Lots of graduates from 4-year or 2-year college programs worry about how they will get practical job skills to be more competitive in the job market. Some graduates I know, especially those with Liberal Studies majors, have enrolled in specific career training programs to enhance their job skills and marketability.
In fact, I was one of those people who went to a career training program before I went to community college and on to finish a 4-year degree. If you are considering career training or vocational training as a way to get in-demand, industry specific skills eg. for health care or technology professions, evaluate programs carefully. Here are three things to evaluate as you look at a career training program.
Ask About Career Advising
Does the program allow you to meet with career advisors before you begin the program?
Do they assist with job search skills such as resume writing or conduct mock interviews?
Do they allow students to connect with successful alumni?
For how long will graduates have access to career advising after graduation?
Many for-profit schools will share information about the placement of their graduates. Please read ALL the fine print on where graduates go so that you do not end up with diplomas and certificates that can’t help you sustain yourself.
Ask about ESL (English as a Second Language (ESL) Classes)

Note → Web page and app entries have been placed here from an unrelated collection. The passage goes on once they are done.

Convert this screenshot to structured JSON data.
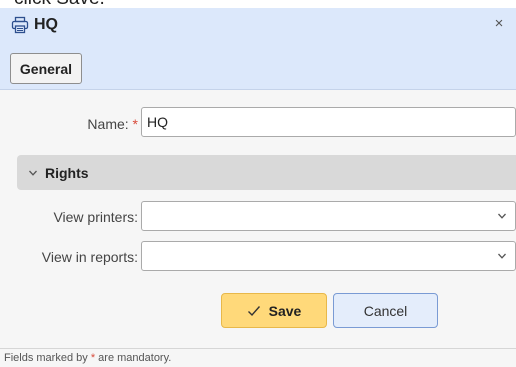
{
  "caption": "click Save.",
  "dialog": {
    "title": "HQ",
    "close_glyph": "×",
    "icon": "printer-icon"
  },
  "tabs": [
    {
      "label": "General"
    }
  ],
  "form": {
    "name_label": "Name:",
    "required_mark": "*",
    "name_value": "HQ"
  },
  "rights": {
    "section_label": "Rights",
    "view_printers_label": "View printers:",
    "view_printers_value": "",
    "view_in_reports_label": "View in reports:",
    "view_in_reports_value": ""
  },
  "actions": {
    "save_label": "Save",
    "cancel_label": "Cancel"
  },
  "footer": {
    "text_before": "Fields marked by",
    "required_mark": "*",
    "text_after": "are mandatory."
  },
  "colors": {
    "header_bg": "#dce8fb",
    "save_bg": "#ffd97a",
    "required": "#d84a3a"
  }
}
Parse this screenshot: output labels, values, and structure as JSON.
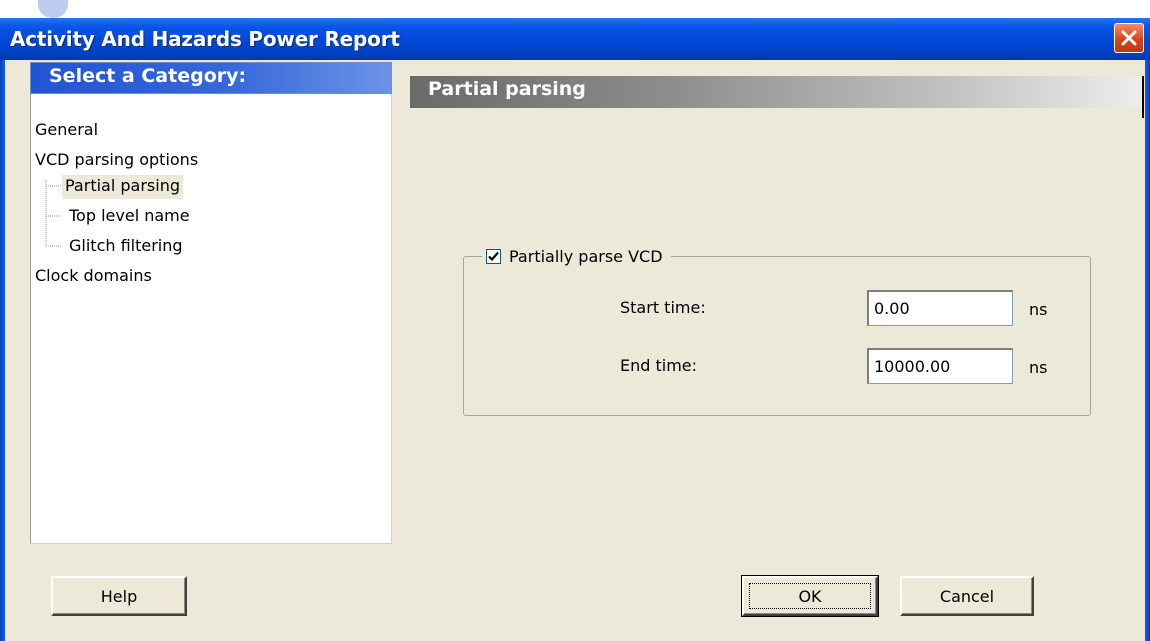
{
  "window": {
    "title": "Activity And Hazards Power Report",
    "close_icon": "close-icon"
  },
  "categories": {
    "header": "Select a Category:",
    "items": [
      {
        "label": "General"
      },
      {
        "label": "VCD parsing options"
      },
      {
        "label": "Partial parsing",
        "selected": true
      },
      {
        "label": "Top level name"
      },
      {
        "label": "Glitch filtering"
      },
      {
        "label": "Clock domains"
      }
    ]
  },
  "panel": {
    "header": "Partial parsing",
    "group": {
      "checkbox_label": "Partially parse VCD",
      "checked": true,
      "start_time_label": "Start time:",
      "start_time_value": "0.00",
      "start_time_unit": "ns",
      "end_time_label": "End time:",
      "end_time_value": "10000.00",
      "end_time_unit": "ns"
    }
  },
  "buttons": {
    "help": "Help",
    "ok": "OK",
    "cancel": "Cancel"
  },
  "colors": {
    "titlebar": "#0049d8",
    "close": "#d8461d",
    "category_header": "#2154d4",
    "dialog_bg": "#ece9d8"
  }
}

This is relatively new for career training programs but with the shifting demographics in the United States, if this service is important to you, go ahead and ask about it.
Find out about Financial Aid Services
Ask if qualified financial aid counselors are readily available for in- person visits?
Can you get answers to emails or even communicate via text messaging?
Are they willing to speak with only you or will they discuss financial aid impact with your family as well?